"Our church is going through a very difficult time. We have an Endowment Fund - established some time in the 1960's when the church was flourishing. As with many churches we are seeing a decrease in the number of members - death and relocation mostly.
We've received some new members and for them we are grateful.
We have two full time pastors who refer to themselves as co-pastors. They have been instrumental in attracting new members and the youth are coming!
The problem is that we (still) have members who were here during the affluent years. Then, the membership was composed of the wealthy and the locally renown.
That group of members believe the Endowment Fund is not growing as it should be but is instead being relied upon to grow our church (aiding in community outreach, food pantry, Christmas baskets, youth work opportunities within the church during the summer months, youth mission trips, etc.). This group believes the Endowment Fund money is forbidden fruit and not to be used even when the need is evident!
We all realize that money earmarked or set aside for certain purposes should not be touched. However, is it truly "Christian" to keep an Endowment Fund and never use it (?) especially when the local poverty level is nearly twenty-five percent?
I'm so sad for this ugly turn of events. Unfortunately, if our co-pastors are forced out, I will be leaving too. I simply cannot worship in a church that worships money."
One thing I thought of when reading this email was a brief article in The Presbyterian Outlook from last year, "Tips for Taking Hold of Financial Distress."
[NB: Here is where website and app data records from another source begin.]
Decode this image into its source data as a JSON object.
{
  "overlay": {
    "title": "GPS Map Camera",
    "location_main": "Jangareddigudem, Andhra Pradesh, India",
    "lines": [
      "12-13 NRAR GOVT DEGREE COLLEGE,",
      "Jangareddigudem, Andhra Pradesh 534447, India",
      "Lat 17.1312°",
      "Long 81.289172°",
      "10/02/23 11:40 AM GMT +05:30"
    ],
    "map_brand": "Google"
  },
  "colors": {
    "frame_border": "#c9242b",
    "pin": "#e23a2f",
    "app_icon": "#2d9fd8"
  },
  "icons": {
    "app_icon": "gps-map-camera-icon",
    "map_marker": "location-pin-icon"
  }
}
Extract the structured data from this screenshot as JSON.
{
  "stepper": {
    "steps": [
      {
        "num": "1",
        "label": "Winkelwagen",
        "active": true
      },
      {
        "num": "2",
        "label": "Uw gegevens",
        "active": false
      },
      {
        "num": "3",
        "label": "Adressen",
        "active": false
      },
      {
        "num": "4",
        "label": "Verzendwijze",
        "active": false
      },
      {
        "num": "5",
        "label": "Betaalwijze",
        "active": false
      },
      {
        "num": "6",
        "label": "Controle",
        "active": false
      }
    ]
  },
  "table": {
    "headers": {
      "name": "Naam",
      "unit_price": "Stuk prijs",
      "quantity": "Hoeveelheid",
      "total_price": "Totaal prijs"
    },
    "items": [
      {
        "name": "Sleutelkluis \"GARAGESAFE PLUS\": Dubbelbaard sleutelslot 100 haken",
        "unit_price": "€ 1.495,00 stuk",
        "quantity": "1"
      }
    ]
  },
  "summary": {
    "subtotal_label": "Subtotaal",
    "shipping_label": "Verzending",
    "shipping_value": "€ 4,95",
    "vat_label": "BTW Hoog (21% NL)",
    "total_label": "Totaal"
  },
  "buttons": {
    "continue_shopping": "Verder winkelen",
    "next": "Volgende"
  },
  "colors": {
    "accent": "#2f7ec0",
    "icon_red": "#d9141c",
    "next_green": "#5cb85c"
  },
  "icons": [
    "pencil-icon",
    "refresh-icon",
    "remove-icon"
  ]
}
I find this a perpetually recurring a tough question for churches. How can we pay for X (our building, our staff, our denominational per capita dues, mailing newsletters) when there is hunger in our communities, when there is cholera in Haiti, when there are human rights abuses around the world and here at home? Well, sometimes we do hold too tightly to things we could/should let go. But we do need to be careful about dismissing expenditures as unnecessary.
Because there's also a truth that some of the "less important" stuff goes into what makes us feel like - and function as - a community. My husband works for a faith-based organization. Every fall we used to have a company-wide picnic with entertainment, catered food, bounce houses for the kids, etc. Until one year there was Hurricane Katrina and the fellowship committee decided that the money usually spent on the picnic could better be spent aiding the people and communities devastated by the storm.
How could that possibly have been a wrong decision?
But it set a precedent - there's always a pressing need - and the company picnic is no longer the tradition. Since that time, company moral and team spirits have been plummeting, turn over has increased. Is this coincidence? Perhaps. Perhaps not.
It's a tough question. Your thoughts?